March 8, 2017
— SpaceX's announcement that it plans to launch two private passengers on a flight around the moon evoked comparisons to Apollo 8, NASA's December 1968 mission that sent the first astronauts into lunar orbit.
Targeted to fly in late 2018, SpaceX's moon-bound clients would carry the "hopes and dreams of all humankind," said the spaceflight company, "like the Apollo astronauts before them." SpaceX's Dragon spacecraft could lift off in time for the 50th anniversary of Apollo 8, serving as a fitting tribute to that mission's historic achievement.
Or maybe not.
"No, not really," said Jim Lovell, who flew on Apollo 8 with Frank Borman and Bill Anders. "If I understand the project correctly, this is going to be a fully-automated spacecraft. We have sent many unmanned, robotic spacecraft around the moon already."
SpaceX plans to launch a privately-crewed Dragon spacecraft on a mission to circle the moon by the end of 2018. (SpaceX)
On the first flight to the moon, Lovell and his Apollo 8 crew mates were kept busy operating and flying the spacecraft.
"On Apollo 8, of course, as the initial flight, there was a lot of stuff [to do]; we were navigating," described Lovell in an interview. "It appears to me that they won't have to bother navigating. It will be done just as we have sent unmanned spacecraft to the moon."

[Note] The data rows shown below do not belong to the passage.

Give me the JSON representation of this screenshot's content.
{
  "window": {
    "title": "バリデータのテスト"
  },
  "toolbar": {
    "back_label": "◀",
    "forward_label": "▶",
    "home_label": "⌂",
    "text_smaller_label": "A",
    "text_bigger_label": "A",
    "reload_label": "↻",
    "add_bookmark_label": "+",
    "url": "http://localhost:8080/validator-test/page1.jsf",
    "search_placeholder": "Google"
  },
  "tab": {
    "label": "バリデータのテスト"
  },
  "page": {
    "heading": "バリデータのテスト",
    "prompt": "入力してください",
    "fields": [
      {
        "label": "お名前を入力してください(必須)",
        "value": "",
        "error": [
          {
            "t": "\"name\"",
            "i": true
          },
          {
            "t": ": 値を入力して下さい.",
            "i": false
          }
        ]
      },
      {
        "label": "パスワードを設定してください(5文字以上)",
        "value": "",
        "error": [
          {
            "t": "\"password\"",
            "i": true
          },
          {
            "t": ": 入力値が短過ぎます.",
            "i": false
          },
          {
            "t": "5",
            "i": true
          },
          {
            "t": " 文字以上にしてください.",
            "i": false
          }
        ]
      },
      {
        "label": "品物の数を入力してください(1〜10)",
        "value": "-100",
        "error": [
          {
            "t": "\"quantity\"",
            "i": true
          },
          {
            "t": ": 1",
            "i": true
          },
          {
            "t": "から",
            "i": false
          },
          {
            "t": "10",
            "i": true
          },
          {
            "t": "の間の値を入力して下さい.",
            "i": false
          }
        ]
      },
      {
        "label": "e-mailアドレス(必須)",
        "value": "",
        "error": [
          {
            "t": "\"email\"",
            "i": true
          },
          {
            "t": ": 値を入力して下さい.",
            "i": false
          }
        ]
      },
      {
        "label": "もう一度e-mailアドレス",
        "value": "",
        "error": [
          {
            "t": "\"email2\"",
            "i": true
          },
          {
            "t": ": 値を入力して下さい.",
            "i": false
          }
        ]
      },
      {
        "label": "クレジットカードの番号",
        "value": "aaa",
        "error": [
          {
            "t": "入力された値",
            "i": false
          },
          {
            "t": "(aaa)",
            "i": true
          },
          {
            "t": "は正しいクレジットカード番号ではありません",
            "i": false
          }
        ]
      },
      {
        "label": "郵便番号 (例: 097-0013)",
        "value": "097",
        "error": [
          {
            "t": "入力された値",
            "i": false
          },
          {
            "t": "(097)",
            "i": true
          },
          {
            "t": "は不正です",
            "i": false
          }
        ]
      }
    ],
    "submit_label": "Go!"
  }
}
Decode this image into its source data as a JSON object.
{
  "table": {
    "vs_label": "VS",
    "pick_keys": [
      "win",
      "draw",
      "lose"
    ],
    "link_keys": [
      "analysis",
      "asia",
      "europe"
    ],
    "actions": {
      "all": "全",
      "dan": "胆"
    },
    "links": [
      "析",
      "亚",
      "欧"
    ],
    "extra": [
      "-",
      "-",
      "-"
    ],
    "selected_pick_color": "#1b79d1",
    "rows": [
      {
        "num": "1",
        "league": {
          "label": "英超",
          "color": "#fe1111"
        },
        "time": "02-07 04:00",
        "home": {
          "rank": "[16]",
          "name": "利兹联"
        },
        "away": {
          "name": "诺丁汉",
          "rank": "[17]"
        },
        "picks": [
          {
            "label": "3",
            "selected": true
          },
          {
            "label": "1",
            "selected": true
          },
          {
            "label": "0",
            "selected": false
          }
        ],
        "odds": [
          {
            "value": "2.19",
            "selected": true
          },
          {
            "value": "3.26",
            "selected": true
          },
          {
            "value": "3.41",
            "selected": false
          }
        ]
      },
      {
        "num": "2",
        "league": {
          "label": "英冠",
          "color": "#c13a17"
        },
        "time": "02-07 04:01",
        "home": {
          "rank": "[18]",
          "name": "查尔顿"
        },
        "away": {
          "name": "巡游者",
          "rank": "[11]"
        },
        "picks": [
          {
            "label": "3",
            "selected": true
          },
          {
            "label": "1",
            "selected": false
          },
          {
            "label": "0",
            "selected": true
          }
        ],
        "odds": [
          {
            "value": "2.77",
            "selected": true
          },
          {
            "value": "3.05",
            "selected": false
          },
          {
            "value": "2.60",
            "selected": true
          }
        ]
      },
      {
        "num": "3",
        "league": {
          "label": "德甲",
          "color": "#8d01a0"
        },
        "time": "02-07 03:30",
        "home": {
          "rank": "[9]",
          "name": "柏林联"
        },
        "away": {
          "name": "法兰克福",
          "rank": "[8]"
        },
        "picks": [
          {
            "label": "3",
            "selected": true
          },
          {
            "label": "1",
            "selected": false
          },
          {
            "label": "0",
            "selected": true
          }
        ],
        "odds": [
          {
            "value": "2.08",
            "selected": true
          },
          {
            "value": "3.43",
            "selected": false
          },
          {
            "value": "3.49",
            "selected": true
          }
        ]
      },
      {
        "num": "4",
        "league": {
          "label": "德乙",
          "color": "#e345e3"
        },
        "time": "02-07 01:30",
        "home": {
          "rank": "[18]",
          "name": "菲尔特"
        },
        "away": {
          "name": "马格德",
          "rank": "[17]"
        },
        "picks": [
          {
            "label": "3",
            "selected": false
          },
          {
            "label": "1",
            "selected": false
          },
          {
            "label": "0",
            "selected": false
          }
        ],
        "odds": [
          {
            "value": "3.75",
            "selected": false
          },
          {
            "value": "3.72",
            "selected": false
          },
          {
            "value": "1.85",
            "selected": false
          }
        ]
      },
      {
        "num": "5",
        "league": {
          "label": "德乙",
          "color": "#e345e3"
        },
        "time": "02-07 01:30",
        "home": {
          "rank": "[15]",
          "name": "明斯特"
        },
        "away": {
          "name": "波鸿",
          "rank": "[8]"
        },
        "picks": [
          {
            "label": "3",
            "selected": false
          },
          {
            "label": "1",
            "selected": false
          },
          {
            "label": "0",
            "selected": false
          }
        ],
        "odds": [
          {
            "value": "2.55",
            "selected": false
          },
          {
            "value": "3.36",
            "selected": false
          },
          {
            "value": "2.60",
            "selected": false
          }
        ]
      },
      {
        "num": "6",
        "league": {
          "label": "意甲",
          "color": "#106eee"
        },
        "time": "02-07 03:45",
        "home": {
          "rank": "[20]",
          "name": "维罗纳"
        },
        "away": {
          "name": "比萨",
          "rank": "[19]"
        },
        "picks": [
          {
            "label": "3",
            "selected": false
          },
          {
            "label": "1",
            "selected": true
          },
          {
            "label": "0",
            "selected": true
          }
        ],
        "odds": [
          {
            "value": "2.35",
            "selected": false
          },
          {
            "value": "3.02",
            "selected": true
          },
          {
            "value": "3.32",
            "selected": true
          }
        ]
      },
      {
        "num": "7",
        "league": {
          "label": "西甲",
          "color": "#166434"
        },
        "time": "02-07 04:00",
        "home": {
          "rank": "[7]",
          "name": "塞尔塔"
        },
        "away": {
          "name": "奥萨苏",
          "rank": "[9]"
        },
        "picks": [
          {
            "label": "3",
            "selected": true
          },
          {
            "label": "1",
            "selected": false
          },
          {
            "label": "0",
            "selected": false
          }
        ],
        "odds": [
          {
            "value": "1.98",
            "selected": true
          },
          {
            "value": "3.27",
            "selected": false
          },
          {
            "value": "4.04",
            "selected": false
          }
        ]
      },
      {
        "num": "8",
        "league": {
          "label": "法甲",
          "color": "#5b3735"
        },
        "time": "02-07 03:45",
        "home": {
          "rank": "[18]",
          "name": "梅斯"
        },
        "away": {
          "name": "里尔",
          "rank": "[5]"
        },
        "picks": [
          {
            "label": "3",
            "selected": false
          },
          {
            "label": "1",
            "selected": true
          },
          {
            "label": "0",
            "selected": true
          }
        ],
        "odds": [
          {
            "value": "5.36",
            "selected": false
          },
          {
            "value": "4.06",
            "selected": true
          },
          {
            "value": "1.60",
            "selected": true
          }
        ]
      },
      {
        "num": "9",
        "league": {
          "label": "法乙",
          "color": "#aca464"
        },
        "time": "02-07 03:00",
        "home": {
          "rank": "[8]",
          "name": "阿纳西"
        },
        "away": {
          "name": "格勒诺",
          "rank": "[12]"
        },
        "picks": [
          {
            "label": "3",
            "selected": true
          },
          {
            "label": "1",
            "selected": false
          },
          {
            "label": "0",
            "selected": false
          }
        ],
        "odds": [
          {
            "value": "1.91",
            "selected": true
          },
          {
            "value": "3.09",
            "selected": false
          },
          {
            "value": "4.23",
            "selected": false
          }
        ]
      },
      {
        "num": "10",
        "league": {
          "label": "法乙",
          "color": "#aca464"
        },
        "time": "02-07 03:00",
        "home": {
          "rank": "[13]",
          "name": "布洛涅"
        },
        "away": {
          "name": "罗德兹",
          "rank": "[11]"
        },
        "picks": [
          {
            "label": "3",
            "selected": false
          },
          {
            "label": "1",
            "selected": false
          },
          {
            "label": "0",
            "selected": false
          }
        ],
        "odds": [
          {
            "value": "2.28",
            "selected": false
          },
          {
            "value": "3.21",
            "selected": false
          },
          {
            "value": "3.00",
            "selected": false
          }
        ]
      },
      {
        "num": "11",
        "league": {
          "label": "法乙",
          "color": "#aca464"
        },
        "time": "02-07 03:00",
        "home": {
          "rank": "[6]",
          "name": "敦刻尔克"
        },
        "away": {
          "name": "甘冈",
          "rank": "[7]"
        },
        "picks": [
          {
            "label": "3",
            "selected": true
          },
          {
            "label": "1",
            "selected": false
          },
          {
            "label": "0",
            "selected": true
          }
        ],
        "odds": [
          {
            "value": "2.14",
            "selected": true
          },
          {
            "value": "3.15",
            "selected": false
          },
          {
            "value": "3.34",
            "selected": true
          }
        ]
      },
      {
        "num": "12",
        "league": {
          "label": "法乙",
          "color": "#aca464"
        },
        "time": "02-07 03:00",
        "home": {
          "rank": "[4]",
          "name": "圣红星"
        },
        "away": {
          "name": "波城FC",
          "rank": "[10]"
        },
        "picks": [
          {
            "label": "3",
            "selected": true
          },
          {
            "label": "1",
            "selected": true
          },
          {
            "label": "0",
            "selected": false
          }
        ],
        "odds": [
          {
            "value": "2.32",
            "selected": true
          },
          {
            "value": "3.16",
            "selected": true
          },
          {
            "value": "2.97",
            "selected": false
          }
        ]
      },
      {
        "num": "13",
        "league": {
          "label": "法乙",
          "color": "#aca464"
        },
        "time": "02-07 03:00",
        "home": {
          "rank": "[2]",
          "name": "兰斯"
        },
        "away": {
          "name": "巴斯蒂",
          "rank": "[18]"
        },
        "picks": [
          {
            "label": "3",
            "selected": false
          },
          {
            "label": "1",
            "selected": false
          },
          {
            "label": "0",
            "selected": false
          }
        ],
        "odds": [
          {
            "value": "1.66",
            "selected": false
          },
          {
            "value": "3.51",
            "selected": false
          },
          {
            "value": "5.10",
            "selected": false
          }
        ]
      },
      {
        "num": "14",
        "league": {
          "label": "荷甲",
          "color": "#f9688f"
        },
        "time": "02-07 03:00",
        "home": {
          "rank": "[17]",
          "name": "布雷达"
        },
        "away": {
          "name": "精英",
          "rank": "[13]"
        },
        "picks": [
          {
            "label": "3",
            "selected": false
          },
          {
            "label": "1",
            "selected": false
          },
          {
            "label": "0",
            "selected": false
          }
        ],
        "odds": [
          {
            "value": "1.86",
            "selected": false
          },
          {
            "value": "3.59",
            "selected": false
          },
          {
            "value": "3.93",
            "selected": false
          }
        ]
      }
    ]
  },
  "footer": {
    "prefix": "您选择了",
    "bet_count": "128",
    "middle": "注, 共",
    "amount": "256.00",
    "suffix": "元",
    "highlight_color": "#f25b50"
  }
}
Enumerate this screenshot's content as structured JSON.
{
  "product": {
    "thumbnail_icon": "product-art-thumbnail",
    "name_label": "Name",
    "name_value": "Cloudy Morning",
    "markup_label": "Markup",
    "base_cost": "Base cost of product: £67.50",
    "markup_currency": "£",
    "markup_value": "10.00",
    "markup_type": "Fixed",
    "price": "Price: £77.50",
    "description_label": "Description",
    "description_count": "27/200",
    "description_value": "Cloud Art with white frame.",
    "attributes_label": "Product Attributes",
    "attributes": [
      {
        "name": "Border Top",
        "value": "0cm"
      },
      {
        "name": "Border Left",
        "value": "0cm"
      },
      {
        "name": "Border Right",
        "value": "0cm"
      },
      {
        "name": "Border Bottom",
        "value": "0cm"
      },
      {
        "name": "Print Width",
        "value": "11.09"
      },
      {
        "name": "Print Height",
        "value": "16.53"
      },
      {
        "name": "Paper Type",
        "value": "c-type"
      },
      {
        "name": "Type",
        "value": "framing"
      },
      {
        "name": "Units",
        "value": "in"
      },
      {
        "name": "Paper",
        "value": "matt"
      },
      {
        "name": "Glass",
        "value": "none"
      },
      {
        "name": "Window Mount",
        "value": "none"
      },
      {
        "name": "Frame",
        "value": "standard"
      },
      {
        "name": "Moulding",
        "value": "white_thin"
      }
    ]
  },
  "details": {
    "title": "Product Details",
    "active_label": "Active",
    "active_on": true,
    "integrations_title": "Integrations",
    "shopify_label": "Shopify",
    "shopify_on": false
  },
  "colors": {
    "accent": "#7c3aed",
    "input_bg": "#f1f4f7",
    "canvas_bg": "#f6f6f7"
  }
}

"Two people are going to sit in there [the Dragon], they're going to be launched, they're going to go out, they're going to circumnavigate, they will be on a free-return course and they will come back and land," Lovell told collectSPACE on Tuesday (March 7). "I hope they take a camera."
That is, unless things go wrong.
"If it is Apollo 13, and not Apollo 8, they'll have a problem," Lovell said. "It will be a big setback for SpaceX. That is the risk they are taking."
SpaceX intends the lunar mission to build off the success of its autonomous Dragon cargo flights to the International Space Station that began in 2012. Further, it does not plan to launch to the moon until it begins its contracted flights to send NASA astronauts to the space station, now targeted for mid-2018.
"We are confident this will be a good vehicle to fly on," said SpaceX CEO Elon Musk in a Feb. 27 call with reporters.
Lovell, who after Apollo 8 commanded the near-disastrous Apollo 13, said SpaceX's mission will be worth the risk — for the passengers.
"It was for me," he said. "If there are people who like to live on the edge, and certainly the astronauts during the Apollo period had that type of personality, it will be well worth it. If they've money to give to SpaceX to go do that, well, yes [it will be worth the risk]."
Jim Lovell reads the Honolulu Star-Bulletin newspaper proclaiming "Astronauts Safe!" after he and his Apollo 13 crew mates returned to Earth, surviving an explosion on the way to the moon. (NASA)
The lunar mission, which SpaceX said will travel faster and further than any mission of its type before, will not be in the same category as Apollo 8, Lovell said.
"They're not accomplishing anything. They're not pioneers. It is not a Lewis and Clark expedition of some sort, it is just a ride that goes around the moon," said the veteran Apollo astronaut. "They will see something that has been looked at before by other people and in photographs."
But that is not to say that SpaceX's moon mission will only be about what can be seen out the window, Lovell noted.
"You have to remember, it's not just the view. It is also the experience. It's the fact that they will come back and at the next cocktail party, they will be the center of attention," he said. "It is the fact that they will have done something that only a few other people have ever done."
"So I am sure even if they were blindfolded, they would go. That is the attraction and that is where SpaceX may find a viable business," said Lovell.
"Earthrise," as first seen from Apollo 8 in December 1968. (NASA)
Lovell is glad that SpaceX and other companies like it are starting to turn their attention to the moon — in addition to other lunar-focused efforts underway at NASA.
"I think we have barely scratched the surface of the moon with the six Apollo landings," Lovell said. "I think that since the moon is there, 240,000 miles away [386,000 km], and we have the technology, let's concentrate on learning more about the moon and making travel to the moon, and back again, sort of a routine thing, so we're very confident in the architecture, infrastructure we have to do the job. And then expand on that."
That being said, Lovell won't be signing up — or accepting any invitations — for a return trip to the moon.
"Why should I? I've been there twice," he said.